Some might suggest that embracing new paradigms, running towards change, and building are the characteristics of a healthy company—the cultural attributes that a successful company requires. Folding these all under the umbrella of culture is far too easy an answer. Find me a successful large company and I will show you somewhere they have written down how much they value innovation (3M) or change (HP) or thinking deeply about technology (IBM). It simply isn’t that easy. In fact, most successful companies are also models of corporate culture—except it was the culture of the past that created the present that enables them to take time to articulate the quality of what got them there.
What man has made, man can change.
-Frederick Moore Vinson (1890-1953)
That's why it's time for change.
-Thomas Edmund Dewey (1902-1971)
The above quotes on change are a way to bypass any culture. Essentially once a company achieves success and has the foundation, it is time to change. There’s nothing about nature that says work must continue on the path that got the company there. The success was not an act of nature but one of foresight, luck, and circumstance. That means it is time for change.
What to build and how to change a company and organization to build it are the questions of a product-delivery organization and business. The search for answers that yield stellar results is the driving force behind entrepreneurship, whether practiced inside a company, in a self-funded business, or a venture-funded business.
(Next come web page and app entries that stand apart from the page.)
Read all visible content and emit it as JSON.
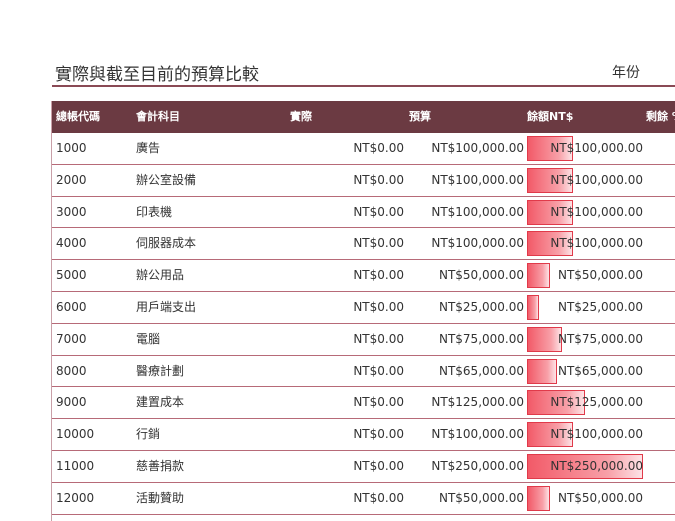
{
  "page": {
    "title": "實際與截至目前的預算比較",
    "year_label": "年份"
  },
  "colors": {
    "header_bg": "#6b3a42",
    "row_border": "#b76a78",
    "bar_red": "#f25a68"
  },
  "table": {
    "headers": {
      "code": "總帳代碼",
      "account": "會計科目",
      "actual": "實際",
      "budget": "預算",
      "remaining": "餘額NT$",
      "pct": "剩餘 %"
    },
    "rows": [
      {
        "code": "1000",
        "account": "廣告",
        "actual": "NT$0.00",
        "budget": "NT$100,000.00",
        "remaining": "NT$100,000.00",
        "remaining_value": 100000
      },
      {
        "code": "2000",
        "account": "辦公室設備",
        "actual": "NT$0.00",
        "budget": "NT$100,000.00",
        "remaining": "NT$100,000.00",
        "remaining_value": 100000
      },
      {
        "code": "3000",
        "account": "印表機",
        "actual": "NT$0.00",
        "budget": "NT$100,000.00",
        "remaining": "NT$100,000.00",
        "remaining_value": 100000
      },
      {
        "code": "4000",
        "account": "伺服器成本",
        "actual": "NT$0.00",
        "budget": "NT$100,000.00",
        "remaining": "NT$100,000.00",
        "remaining_value": 100000
      },
      {
        "code": "5000",
        "account": "辦公用品",
        "actual": "NT$0.00",
        "budget": "NT$50,000.00",
        "remaining": "NT$50,000.00",
        "remaining_value": 50000
      },
      {
        "code": "6000",
        "account": "用戶端支出",
        "actual": "NT$0.00",
        "budget": "NT$25,000.00",
        "remaining": "NT$25,000.00",
        "remaining_value": 25000
      },
      {
        "code": "7000",
        "account": "電腦",
        "actual": "NT$0.00",
        "budget": "NT$75,000.00",
        "remaining": "NT$75,000.00",
        "remaining_value": 75000
      },
      {
        "code": "8000",
        "account": "醫療計劃",
        "actual": "NT$0.00",
        "budget": "NT$65,000.00",
        "remaining": "NT$65,000.00",
        "remaining_value": 65000
      },
      {
        "code": "9000",
        "account": "建置成本",
        "actual": "NT$0.00",
        "budget": "NT$125,000.00",
        "remaining": "NT$125,000.00",
        "remaining_value": 125000
      },
      {
        "code": "10000",
        "account": "行銷",
        "actual": "NT$0.00",
        "budget": "NT$100,000.00",
        "remaining": "NT$100,000.00",
        "remaining_value": 100000
      },
      {
        "code": "11000",
        "account": "慈善捐款",
        "actual": "NT$0.00",
        "budget": "NT$250,000.00",
        "remaining": "NT$250,000.00",
        "remaining_value": 250000
      },
      {
        "code": "12000",
        "account": "活動贊助",
        "actual": "NT$0.00",
        "budget": "NT$50,000.00",
        "remaining": "NT$50,000.00",
        "remaining_value": 50000
      }
    ]
  }
}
For the past one hundred posts and twitter threads in Hardcore Software I have tried to offer the context for where success comes from and what it takes to change in order to achieve it.
The real question is what happens after success when the paradigms around you have upended everything that got you there?
From Wikipedia, https://en.wikipedia.org/wiki/Mike_Mulligan_and_His_Steam_Shovel retrieved August 16, 2022
“Email: Ballmer tells Microsoft employees to embrace cloud“ by Todd Bishop, Pugent Sound Business Journal, March 4, 2010. https://www.bizjournals.com/seattle/blog/techflash/2010/03/e-mail_ballmer_tells_microsoft_employees_to_embrace_the_cloud.html